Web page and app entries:
_____
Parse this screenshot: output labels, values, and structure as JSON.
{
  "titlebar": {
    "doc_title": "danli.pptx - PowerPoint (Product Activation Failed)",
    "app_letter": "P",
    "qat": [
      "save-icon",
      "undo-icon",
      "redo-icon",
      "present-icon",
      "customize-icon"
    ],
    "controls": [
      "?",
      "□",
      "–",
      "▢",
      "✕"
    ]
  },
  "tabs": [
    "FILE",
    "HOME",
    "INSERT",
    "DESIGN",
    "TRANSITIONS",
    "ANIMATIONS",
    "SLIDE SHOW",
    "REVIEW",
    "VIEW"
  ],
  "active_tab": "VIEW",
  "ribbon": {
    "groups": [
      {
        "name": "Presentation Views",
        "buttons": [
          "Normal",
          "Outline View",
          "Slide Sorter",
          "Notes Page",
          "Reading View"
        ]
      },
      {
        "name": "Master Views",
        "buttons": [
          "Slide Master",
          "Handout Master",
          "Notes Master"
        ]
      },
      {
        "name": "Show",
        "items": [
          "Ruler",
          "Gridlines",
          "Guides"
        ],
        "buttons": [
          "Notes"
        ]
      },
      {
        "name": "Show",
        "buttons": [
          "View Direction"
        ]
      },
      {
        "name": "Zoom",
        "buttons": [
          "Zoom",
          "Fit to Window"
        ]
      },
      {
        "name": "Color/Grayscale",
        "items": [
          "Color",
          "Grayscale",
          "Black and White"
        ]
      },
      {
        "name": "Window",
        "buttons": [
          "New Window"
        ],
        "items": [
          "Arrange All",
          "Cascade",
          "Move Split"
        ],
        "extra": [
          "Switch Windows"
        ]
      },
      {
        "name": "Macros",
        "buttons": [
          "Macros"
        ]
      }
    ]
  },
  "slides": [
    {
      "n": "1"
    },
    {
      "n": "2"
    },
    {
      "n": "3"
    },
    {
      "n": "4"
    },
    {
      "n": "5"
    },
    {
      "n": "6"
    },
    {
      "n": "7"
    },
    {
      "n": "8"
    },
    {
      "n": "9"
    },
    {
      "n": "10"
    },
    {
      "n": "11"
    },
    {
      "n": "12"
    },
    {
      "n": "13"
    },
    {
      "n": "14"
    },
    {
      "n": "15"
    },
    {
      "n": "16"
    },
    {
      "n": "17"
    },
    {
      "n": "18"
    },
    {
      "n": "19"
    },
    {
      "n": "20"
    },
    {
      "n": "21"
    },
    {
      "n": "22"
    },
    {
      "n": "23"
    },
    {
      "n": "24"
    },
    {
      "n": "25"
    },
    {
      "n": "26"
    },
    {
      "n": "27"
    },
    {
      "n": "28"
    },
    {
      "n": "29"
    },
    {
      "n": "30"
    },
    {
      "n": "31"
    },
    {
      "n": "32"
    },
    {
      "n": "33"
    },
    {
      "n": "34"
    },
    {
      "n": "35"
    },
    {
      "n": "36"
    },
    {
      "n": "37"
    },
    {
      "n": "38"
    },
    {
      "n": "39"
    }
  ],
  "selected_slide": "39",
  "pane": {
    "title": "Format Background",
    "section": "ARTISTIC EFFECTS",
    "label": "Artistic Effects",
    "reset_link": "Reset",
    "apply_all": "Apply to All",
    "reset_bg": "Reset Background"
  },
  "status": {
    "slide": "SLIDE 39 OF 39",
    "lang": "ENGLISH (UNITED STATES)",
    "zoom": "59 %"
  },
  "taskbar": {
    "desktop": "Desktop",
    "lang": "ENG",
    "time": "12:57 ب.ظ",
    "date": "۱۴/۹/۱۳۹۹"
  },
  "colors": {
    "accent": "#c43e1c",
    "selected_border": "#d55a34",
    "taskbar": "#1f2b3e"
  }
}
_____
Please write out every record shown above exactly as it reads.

Task result:
Parse this screenshot: output labels, values, and structure as JSON.
{
  "titlebar": {
    "doc_title": "danli.pptx - PowerPoint (Product Activation Failed)",
    "app_letter": "P",
    "qat": [
      "save-icon",
      "undo-icon",
      "redo-icon",
      "present-icon",
      "customize-icon"
    ],
    "controls": [
      "?",
      "□",
      "–",
      "▢",
      "✕"
    ]
  },
  "tabs": [
    "FILE",
    "HOME",
    "INSERT",
    "DESIGN",
    "TRANSITIONS",
    "ANIMATIONS",
    "SLIDE SHOW",
    "REVIEW",
    "VIEW"
  ],
  "active_tab": "VIEW",
  "ribbon": {
    "groups": [
      {
        "name": "Presentation Views",
        "buttons": [
          "Normal",
          "Outline View",
          "Slide Sorter",
          "Notes Page",
          "Reading View"
        ]
      },
      {
        "name": "Master Views",
        "buttons": [
          "Slide Master",
          "Handout Master",
          "Notes Master"
        ]
      },
      {
        "name": "Show",
        "items": [
          "Ruler",
          "Gridlines",
          "Guides"
        ],
        "buttons": [
          "Notes"
        ]
      },
      {
        "name": "Show",
        "buttons": [
          "View Direction"
        ]
      },
      {
        "name": "Zoom",
        "buttons": [
          "Zoom",
          "Fit to Window"
        ]
      },
      {
        "name": "Color/Grayscale",
        "items": [
          "Color",
          "Grayscale",
          "Black and White"
        ]
      },
      {
        "name": "Window",
        "buttons": [
          "New Window"
        ],
        "items": [
          "Arrange All",
          "Cascade",
          "Move Split"
        ],
        "extra": [
          "Switch Windows"
        ]
      },
      {
        "name": "Macros",
        "buttons": [
          "Macros"
        ]
      }
    ]
  },
  "slides": [
    {
      "n": "1"
    },
    {
      "n": "2"
    },
    {
      "n": "3"
    },
    {
      "n": "4"
    },
    {
      "n": "5"
    },
    {
      "n": "6"
    },
    {
      "n": "7"
    },
    {
      "n": "8"
    },
    {
      "n": "9"
    },
    {
      "n": "10"
    },
    {
      "n": "11"
    },
    {
      "n": "12"
    },
    {
      "n": "13"
    },
    {
      "n": "14"
    },
    {
      "n": "15"
    },
    {
      "n": "16"
    },
    {
      "n": "17"
    },
    {
      "n": "18"
    },
    {
      "n": "19"
    },
    {
      "n": "20"
    },
    {
      "n": "21"
    },
    {
      "n": "22"
    },
    {
      "n": "23"
    },
    {
      "n": "24"
    },
    {
      "n": "25"
    },
    {
      "n": "26"
    },
    {
      "n": "27"
    },
    {
      "n": "28"
    },
    {
      "n": "29"
    },
    {
      "n": "30"
    },
    {
      "n": "31"
    },
    {
      "n": "32"
    },
    {
      "n": "33"
    },
    {
      "n": "34"
    },
    {
      "n": "35"
    },
    {
      "n": "36"
    },
    {
      "n": "37"
    },
    {
      "n": "38"
    },
    {
      "n": "39"
    }
  ],
  "selected_slide": "39",
  "pane": {
    "title": "Format Background",
    "section": "ARTISTIC EFFECTS",
    "label": "Artistic Effects",
    "reset_link": "Reset",
    "apply_all": "Apply to All",
    "reset_bg": "Reset Background"
  },
  "status": {
    "slide": "SLIDE 39 OF 39",
    "lang": "ENGLISH (UNITED STATES)",
    "zoom": "59 %"
  },
  "taskbar": {
    "desktop": "Desktop",
    "lang": "ENG",
    "time": "12:57 ب.ظ",
    "date": "۱۴/۹/۱۳۹۹"
  },
  "colors": {
    "accent": "#c43e1c",
    "selected_border": "#d55a34",
    "taskbar": "#1f2b3e"
  }
}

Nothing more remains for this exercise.